_Exercise description_.
Search the data for "name". Return each matching line.

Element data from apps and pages

:::::

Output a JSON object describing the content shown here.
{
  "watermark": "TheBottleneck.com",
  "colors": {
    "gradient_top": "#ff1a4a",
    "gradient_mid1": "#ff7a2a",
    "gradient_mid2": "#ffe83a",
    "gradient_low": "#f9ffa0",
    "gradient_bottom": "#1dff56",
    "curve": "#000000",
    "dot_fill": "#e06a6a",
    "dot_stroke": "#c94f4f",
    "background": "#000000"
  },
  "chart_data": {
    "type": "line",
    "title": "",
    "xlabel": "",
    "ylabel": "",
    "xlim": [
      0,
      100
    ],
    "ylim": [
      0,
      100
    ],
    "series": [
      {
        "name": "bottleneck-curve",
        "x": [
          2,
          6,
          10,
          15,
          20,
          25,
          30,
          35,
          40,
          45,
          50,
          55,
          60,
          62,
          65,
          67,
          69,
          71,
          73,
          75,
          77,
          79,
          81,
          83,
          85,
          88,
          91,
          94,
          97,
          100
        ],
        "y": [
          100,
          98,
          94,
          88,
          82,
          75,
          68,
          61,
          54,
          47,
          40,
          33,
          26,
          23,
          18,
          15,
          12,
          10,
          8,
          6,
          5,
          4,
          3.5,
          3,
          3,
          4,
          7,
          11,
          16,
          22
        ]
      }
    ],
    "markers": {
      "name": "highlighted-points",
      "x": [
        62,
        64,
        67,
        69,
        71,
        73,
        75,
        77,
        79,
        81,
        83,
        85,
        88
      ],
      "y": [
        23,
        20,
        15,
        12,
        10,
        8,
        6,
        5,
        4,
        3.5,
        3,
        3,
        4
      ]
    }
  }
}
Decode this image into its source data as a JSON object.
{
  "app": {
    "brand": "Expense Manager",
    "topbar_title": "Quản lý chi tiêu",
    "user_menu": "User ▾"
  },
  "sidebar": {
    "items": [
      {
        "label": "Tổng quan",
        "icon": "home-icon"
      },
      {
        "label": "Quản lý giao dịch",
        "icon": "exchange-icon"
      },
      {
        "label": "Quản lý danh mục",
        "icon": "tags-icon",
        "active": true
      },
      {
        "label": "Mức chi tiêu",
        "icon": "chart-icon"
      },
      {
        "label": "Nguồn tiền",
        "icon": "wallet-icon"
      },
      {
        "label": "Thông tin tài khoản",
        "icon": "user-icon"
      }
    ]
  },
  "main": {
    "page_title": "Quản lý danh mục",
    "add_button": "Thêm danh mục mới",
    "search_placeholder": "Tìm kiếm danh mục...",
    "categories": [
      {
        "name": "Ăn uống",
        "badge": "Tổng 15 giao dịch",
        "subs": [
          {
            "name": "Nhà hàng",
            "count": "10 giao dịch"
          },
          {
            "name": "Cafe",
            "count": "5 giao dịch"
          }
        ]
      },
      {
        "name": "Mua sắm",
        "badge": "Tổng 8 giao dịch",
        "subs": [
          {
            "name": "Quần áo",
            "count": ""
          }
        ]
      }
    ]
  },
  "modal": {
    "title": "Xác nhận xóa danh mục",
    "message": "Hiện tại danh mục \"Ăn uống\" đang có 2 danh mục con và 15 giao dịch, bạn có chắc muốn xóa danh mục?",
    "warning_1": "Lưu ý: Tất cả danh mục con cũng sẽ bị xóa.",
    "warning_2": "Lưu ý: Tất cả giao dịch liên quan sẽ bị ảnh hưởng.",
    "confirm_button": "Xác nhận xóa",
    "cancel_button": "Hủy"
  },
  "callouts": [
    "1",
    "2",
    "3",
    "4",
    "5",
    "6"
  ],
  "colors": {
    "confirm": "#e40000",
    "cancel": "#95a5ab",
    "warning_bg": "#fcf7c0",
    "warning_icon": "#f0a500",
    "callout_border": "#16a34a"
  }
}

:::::

_Written solution_.
        "name": "bottleneck-curve",
      "name": "highlighted-points",
        "name": "Ăn uống",
            "name": "Nhà hàng",
            "name": "Cafe",
        "name": "Mua sắm",
            "name": "Quần áo",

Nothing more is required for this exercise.